Go through the data and retrieve each line that includes the string "symbol".
PROVIDED INFORMATION Start Marker
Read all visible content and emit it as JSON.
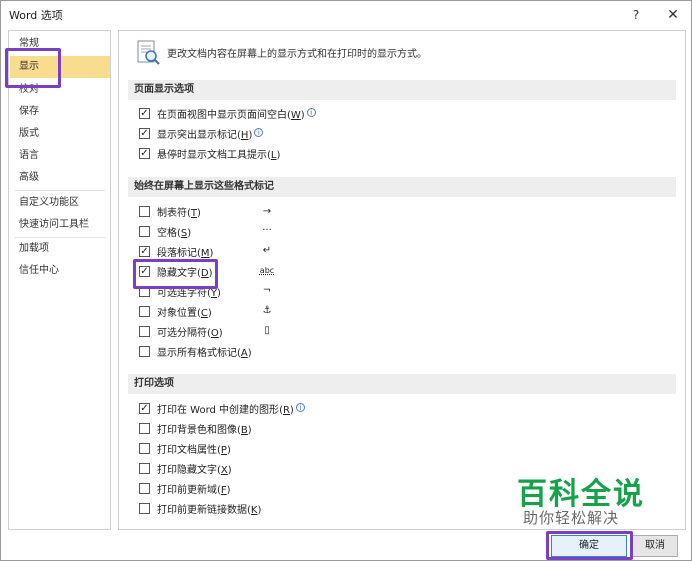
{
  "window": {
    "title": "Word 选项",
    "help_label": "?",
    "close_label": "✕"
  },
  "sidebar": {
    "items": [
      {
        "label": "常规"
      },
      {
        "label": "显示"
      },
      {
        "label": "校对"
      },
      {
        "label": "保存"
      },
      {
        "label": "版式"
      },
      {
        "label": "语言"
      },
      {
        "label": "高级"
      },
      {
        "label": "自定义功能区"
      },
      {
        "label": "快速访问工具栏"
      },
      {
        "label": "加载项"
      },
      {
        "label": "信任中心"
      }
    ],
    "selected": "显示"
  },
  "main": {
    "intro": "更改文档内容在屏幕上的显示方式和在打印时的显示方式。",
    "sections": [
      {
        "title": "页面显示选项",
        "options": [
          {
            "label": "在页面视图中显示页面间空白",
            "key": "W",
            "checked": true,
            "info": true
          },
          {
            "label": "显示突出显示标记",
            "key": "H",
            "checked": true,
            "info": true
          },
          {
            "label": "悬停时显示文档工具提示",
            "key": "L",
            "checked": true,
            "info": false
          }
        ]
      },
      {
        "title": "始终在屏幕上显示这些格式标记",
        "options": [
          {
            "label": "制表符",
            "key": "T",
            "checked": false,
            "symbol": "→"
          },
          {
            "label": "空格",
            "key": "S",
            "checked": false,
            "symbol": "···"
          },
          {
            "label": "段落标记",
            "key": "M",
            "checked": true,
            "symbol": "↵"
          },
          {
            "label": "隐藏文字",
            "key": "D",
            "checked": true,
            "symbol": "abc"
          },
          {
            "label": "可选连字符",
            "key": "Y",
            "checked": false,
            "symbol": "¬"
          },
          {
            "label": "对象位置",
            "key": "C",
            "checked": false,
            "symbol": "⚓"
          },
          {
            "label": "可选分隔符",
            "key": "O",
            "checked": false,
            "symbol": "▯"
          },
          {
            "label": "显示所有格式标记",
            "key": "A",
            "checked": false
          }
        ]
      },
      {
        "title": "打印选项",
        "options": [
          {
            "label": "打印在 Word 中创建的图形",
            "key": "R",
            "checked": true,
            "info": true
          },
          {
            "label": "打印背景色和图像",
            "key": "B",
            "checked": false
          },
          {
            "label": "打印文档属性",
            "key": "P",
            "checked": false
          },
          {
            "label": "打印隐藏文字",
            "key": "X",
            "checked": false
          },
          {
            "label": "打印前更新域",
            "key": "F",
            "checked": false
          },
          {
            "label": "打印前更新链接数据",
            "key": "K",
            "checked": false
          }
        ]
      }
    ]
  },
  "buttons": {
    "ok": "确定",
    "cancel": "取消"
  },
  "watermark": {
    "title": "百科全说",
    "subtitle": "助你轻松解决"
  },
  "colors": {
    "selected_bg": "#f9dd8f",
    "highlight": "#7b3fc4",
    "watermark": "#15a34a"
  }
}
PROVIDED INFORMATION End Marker
■ PROBLEM SOLUTION ■
            "symbol": "→"
            "symbol": "···"
            "symbol": "↵"
            "symbol": "abc"
            "symbol": "¬"
            "symbol": "⚓"
            "symbol": "▯"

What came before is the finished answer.